PROBLEM TO SOLVE – Below is a block of records; please copy all of them exactly.
/---
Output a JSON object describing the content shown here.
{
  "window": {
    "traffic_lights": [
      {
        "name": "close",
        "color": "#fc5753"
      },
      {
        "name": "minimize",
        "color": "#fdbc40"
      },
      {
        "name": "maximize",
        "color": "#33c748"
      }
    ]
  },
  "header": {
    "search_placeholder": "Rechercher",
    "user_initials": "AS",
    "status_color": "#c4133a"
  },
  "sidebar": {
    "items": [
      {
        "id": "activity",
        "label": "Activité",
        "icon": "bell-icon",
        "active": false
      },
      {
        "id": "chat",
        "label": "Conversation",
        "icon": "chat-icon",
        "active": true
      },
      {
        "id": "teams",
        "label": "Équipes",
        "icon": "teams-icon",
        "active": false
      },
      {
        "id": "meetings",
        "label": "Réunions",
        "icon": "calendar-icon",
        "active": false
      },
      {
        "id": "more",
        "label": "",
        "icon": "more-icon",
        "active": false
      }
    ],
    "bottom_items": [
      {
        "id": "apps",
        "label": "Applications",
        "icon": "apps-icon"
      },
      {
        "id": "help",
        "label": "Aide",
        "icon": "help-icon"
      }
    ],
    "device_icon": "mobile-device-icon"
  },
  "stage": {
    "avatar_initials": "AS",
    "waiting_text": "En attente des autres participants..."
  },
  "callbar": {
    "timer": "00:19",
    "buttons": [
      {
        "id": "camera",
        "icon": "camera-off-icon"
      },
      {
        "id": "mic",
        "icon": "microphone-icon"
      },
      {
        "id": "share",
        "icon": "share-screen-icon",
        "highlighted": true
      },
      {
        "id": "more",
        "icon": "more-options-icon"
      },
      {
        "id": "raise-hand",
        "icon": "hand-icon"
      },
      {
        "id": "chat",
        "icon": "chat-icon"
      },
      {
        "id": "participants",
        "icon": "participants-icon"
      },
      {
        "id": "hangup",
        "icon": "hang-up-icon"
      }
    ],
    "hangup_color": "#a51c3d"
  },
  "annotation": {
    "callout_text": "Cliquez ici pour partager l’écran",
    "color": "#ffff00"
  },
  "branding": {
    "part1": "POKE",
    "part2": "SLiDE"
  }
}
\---
EXERCISE SOLUTION –
Output a JSON object describing the content shown here.
{
  "window": {
    "traffic_lights": [
      {
        "name": "close",
        "color": "#fc5753"
      },
      {
        "name": "minimize",
        "color": "#fdbc40"
      },
      {
        "name": "maximize",
        "color": "#33c748"
      }
    ]
  },
  "header": {
    "search_placeholder": "Rechercher",
    "user_initials": "AS",
    "status_color": "#c4133a"
  },
  "sidebar": {
    "items": [
      {
        "id": "activity",
        "label": "Activité",
        "icon": "bell-icon",
        "active": false
      },
      {
        "id": "chat",
        "label": "Conversation",
        "icon": "chat-icon",
        "active": true
      },
      {
        "id": "teams",
        "label": "Équipes",
        "icon": "teams-icon",
        "active": false
      },
      {
        "id": "meetings",
        "label": "Réunions",
        "icon": "calendar-icon",
        "active": false
      },
      {
        "id": "more",
        "label": "",
        "icon": "more-icon",
        "active": false
      }
    ],
    "bottom_items": [
      {
        "id": "apps",
        "label": "Applications",
        "icon": "apps-icon"
      },
      {
        "id": "help",
        "label": "Aide",
        "icon": "help-icon"
      }
    ],
    "device_icon": "mobile-device-icon"
  },
  "stage": {
    "avatar_initials": "AS",
    "waiting_text": "En attente des autres participants..."
  },
  "callbar": {
    "timer": "00:19",
    "buttons": [
      {
        "id": "camera",
        "icon": "camera-off-icon"
      },
      {
        "id": "mic",
        "icon": "microphone-icon"
      },
      {
        "id": "share",
        "icon": "share-screen-icon",
        "highlighted": true
      },
      {
        "id": "more",
        "icon": "more-options-icon"
      },
      {
        "id": "raise-hand",
        "icon": "hand-icon"
      },
      {
        "id": "chat",
        "icon": "chat-icon"
      },
      {
        "id": "participants",
        "icon": "participants-icon"
      },
      {
        "id": "hangup",
        "icon": "hang-up-icon"
      }
    ],
    "hangup_color": "#a51c3d"
  },
  "annotation": {
    "callout_text": "Cliquez ici pour partager l’écran",
    "color": "#ffff00"
  },
  "branding": {
    "part1": "POKE",
    "part2": "SLiDE"
  }
}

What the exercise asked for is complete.